Day two of the first lay judge trial saw another historic first when one of the six citizens on the bench posed questions to a murder victim’s son as he took the stand at the Tokyo District Court.
This marked the first active citizen participation in criminal trial proceedings.
The trial of Katsuyoshi Fujii, 72, started Monday when he pleaded guilty to fatally stabbing his neighbor, Mun Chun Ja, 66, in May.
“I want to ask you about the explanation regarding your mother’s nature, because there seems to be a contradiction (between your testimony and the record),” Lay Judge No. 4 said to Mun’s 37-year-old son on Tuesday.
“How did you confirm what you told police when they questioned you about your mother?” the woman, who appeared to be in her late 20s or early 30s and whose name has been withheld, asked.
Presiding Judge Yasuhiro Akiba clarified the question.
“She wants to know whether the record was read to you, or you read it yourself,” he said.
The focus of the question was on the credibility of a statement the son signed during the police investigation.
The son replied that he didn’t remember because it was right after his mother was killed and he was in shock. The trial proceeded after the question.
According to police records submitted as evidence, the son told police his mother was tough in nature and often spoke sternly to him and his family. But earlier in the day, he testified that she was not that kind of person and that he didn’t remember what he told police, casting doubt on the credibility of the record he signed.
Her disposition is important to the trial because the stabbing occurred when the victim and Fujii quarreled.
Fujii’s lawyers have argued he did not intend to kill Mun, did not chase her or shout that he was going to kill her. Prosecutors are trying to prove he did.

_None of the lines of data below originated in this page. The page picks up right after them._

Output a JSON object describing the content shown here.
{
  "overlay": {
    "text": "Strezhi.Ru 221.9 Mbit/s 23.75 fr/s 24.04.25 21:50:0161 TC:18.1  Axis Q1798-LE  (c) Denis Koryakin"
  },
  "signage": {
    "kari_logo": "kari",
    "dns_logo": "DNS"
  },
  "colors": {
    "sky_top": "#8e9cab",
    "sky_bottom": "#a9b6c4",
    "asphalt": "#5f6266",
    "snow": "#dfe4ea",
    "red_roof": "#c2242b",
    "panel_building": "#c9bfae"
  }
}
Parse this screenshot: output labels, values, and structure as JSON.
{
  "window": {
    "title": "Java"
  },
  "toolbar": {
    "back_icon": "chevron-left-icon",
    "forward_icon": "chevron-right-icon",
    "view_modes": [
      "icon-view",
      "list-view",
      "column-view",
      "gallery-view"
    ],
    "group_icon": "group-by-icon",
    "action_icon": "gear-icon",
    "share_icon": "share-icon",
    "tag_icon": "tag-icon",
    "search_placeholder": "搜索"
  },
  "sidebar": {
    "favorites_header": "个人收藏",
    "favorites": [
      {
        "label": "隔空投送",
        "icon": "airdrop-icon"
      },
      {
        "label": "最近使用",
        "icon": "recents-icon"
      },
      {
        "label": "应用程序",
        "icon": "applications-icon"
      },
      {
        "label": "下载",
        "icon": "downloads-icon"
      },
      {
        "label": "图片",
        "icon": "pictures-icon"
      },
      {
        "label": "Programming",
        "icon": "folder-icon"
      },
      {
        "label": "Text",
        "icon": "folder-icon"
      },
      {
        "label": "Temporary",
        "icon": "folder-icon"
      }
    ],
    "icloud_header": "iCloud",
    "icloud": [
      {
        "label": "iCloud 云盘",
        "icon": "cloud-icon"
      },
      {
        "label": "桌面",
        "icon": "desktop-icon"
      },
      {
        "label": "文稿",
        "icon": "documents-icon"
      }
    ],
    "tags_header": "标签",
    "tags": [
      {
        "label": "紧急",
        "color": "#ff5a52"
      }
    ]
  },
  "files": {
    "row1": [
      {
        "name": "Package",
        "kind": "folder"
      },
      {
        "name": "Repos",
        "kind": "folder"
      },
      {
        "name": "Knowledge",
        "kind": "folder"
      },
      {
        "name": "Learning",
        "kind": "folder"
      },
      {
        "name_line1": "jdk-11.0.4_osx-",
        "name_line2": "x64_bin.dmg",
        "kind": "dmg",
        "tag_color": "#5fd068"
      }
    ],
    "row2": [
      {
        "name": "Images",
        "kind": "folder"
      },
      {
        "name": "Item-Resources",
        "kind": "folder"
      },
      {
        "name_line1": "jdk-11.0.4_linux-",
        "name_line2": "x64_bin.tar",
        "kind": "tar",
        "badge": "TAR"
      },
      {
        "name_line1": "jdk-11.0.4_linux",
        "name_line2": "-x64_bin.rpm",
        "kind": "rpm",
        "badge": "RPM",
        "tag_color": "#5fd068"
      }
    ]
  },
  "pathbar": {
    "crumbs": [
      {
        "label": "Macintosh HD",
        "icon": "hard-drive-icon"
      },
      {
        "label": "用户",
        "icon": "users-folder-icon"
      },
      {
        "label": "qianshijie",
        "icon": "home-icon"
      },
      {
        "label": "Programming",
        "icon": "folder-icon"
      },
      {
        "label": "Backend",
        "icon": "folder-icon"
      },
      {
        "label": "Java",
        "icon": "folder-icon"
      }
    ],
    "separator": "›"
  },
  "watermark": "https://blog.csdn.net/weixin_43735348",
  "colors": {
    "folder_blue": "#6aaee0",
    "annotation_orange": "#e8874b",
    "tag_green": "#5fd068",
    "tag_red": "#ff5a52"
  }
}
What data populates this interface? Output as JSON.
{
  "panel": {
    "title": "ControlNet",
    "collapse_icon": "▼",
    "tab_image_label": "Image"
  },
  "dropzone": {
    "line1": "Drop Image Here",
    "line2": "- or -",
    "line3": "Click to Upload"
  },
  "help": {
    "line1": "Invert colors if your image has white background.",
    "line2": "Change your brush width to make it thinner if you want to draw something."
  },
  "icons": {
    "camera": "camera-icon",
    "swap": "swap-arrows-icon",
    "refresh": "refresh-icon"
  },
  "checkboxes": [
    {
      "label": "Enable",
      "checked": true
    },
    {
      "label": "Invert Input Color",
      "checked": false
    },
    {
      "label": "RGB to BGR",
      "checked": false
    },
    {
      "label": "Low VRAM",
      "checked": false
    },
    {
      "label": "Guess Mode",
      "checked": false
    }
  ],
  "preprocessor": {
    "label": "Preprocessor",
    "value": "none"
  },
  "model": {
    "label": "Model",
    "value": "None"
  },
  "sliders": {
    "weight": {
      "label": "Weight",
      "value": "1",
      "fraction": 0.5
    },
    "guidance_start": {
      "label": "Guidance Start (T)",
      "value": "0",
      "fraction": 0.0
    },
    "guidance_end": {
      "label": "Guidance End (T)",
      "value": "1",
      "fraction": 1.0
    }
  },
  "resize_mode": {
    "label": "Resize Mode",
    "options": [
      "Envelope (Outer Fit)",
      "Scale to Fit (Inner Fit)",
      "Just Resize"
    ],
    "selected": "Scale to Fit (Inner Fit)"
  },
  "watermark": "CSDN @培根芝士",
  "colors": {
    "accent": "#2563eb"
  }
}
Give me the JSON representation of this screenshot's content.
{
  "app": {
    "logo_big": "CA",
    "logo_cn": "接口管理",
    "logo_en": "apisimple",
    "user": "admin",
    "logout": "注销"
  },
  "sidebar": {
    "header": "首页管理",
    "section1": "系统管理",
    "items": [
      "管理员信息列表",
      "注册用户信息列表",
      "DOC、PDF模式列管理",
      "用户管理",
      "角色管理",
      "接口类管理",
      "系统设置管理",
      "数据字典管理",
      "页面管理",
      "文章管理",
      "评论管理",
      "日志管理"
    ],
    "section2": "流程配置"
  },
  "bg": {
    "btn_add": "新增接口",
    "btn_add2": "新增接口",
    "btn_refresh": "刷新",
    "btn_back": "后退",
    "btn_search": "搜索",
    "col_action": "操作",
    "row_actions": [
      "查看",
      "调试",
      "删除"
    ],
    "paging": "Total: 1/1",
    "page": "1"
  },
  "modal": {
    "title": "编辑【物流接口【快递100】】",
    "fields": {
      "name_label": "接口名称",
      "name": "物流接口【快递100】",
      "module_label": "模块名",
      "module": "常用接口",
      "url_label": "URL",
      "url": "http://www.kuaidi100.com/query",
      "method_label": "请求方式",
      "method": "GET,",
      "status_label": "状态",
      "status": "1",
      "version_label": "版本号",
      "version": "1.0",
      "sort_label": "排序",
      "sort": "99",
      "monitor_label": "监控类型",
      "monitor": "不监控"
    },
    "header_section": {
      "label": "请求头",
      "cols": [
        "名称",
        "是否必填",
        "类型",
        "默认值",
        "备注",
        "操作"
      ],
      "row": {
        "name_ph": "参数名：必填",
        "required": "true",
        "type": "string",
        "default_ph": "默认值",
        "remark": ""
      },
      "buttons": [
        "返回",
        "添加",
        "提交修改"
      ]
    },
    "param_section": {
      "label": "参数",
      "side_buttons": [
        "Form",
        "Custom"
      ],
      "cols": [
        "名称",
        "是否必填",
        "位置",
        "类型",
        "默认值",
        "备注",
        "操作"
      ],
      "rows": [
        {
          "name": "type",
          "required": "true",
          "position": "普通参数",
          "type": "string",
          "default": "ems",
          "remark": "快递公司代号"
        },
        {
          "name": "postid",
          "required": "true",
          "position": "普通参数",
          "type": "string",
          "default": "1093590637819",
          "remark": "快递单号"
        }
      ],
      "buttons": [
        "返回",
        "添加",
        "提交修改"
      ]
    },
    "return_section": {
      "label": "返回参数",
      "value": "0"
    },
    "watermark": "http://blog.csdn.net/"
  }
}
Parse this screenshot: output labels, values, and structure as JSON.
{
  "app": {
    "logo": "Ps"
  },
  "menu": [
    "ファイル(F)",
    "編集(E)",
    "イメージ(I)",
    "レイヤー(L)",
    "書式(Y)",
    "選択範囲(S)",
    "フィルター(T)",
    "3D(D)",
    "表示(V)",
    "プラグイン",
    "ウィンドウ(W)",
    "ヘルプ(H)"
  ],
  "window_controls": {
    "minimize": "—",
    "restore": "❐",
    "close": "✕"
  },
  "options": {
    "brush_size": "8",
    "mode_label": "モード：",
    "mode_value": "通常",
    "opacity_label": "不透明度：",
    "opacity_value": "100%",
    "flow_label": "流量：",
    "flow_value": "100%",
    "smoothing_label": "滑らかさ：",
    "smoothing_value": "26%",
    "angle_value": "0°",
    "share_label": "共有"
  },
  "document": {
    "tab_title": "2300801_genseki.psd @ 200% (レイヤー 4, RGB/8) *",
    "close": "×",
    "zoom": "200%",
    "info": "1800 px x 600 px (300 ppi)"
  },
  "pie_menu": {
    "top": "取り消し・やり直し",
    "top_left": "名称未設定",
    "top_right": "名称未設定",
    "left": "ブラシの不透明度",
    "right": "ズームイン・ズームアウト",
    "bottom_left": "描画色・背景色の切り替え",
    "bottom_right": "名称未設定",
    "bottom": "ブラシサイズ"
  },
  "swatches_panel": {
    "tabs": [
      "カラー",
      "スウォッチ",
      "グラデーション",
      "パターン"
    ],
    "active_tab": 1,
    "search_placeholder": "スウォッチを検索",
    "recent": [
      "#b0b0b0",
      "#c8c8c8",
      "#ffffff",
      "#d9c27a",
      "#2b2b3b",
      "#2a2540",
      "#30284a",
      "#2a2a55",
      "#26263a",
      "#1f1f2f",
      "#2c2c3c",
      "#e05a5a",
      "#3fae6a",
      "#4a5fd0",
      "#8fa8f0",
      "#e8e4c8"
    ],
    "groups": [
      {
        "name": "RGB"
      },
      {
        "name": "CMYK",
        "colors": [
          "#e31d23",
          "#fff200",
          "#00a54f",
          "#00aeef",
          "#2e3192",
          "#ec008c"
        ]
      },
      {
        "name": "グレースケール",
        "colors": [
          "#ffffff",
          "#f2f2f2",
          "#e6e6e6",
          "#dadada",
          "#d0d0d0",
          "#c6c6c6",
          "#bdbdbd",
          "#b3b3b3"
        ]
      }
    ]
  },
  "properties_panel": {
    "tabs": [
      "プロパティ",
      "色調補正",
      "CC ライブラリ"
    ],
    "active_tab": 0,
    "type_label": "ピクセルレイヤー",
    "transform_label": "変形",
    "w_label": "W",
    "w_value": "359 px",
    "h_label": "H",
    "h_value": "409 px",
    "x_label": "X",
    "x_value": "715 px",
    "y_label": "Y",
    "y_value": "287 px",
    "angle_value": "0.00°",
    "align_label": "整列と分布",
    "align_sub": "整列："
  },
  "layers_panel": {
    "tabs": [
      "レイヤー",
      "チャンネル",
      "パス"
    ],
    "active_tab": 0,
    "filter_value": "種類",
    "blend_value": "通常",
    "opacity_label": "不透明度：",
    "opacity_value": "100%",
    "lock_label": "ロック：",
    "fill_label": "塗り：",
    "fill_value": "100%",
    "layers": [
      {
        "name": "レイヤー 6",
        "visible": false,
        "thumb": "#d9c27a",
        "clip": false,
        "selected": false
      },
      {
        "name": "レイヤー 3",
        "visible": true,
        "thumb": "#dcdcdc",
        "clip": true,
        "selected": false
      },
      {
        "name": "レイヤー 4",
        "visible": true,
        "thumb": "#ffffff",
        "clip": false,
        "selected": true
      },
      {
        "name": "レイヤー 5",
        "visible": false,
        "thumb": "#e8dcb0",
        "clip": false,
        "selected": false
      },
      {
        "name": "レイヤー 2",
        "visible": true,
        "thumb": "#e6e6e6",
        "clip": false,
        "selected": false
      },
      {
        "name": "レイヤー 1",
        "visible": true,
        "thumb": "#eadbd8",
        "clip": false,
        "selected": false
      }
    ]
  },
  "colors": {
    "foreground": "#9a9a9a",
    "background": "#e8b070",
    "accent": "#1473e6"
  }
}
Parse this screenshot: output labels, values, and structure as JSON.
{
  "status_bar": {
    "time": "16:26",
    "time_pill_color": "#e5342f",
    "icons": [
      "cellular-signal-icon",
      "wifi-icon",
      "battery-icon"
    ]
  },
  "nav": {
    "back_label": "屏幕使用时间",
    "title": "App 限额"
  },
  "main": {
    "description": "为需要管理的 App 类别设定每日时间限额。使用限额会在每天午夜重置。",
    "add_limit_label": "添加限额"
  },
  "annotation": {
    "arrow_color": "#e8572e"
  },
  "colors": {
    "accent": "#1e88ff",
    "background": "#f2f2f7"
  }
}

Lay judges, like professional judges, are allowed to ask additional questions directly to witnesses after both the prosecution and defense have finished their examinations.
The lay judge’s question came after the court heard three witnesses who were neighbors of Fujii and Mun. After both parties finished examining each witness, the presiding judge called for a short break so the nine members of the bench could hold a brief meeting in the judges’ chambers.
Before the victim’s son was queried by the lay judge, every time the nine judges returned, only the professional judges questioned the witnesses who took the stand.
It is not known what was discussed during the short closed-door meetings.
Fujii pleaded guilty Monday to fatally stabbing Mun, a Korean national whose Japanese name was Chie Kojima.
The six lay judges and three professional judges are tasked with reaching a verdict and if necessary meting out a sentence.
The trial is to resume Wednesday, when closing arguments by both sides will be presented.
The verdict is scheduled for Thursday.
Awareness up: Mori
Justice Minister Eisuke Mori said Tuesday that public understanding of the lay judge system is getting better.
“A large fraction of lay judge candidates showed up (at the court), and I see it as a sign that people’s understanding of the lay judge system is growing,” Mori said at a news conference on the second day of the first such trial at the Tokyo District Court.
Asked about one candidate voicing relief at not being chosen, Mori said it was expected as it was the first time for people to experience a lay judge trial.
“People coming to court to fulfill their obligations is proof that they understand the system,” he said.
Under the lay judge system, introduced in May, lay judge candidates are summoned to the court to go through selection procedures for picking six lay judges and three alternates. Those who do not show up without a proper reason can be fined.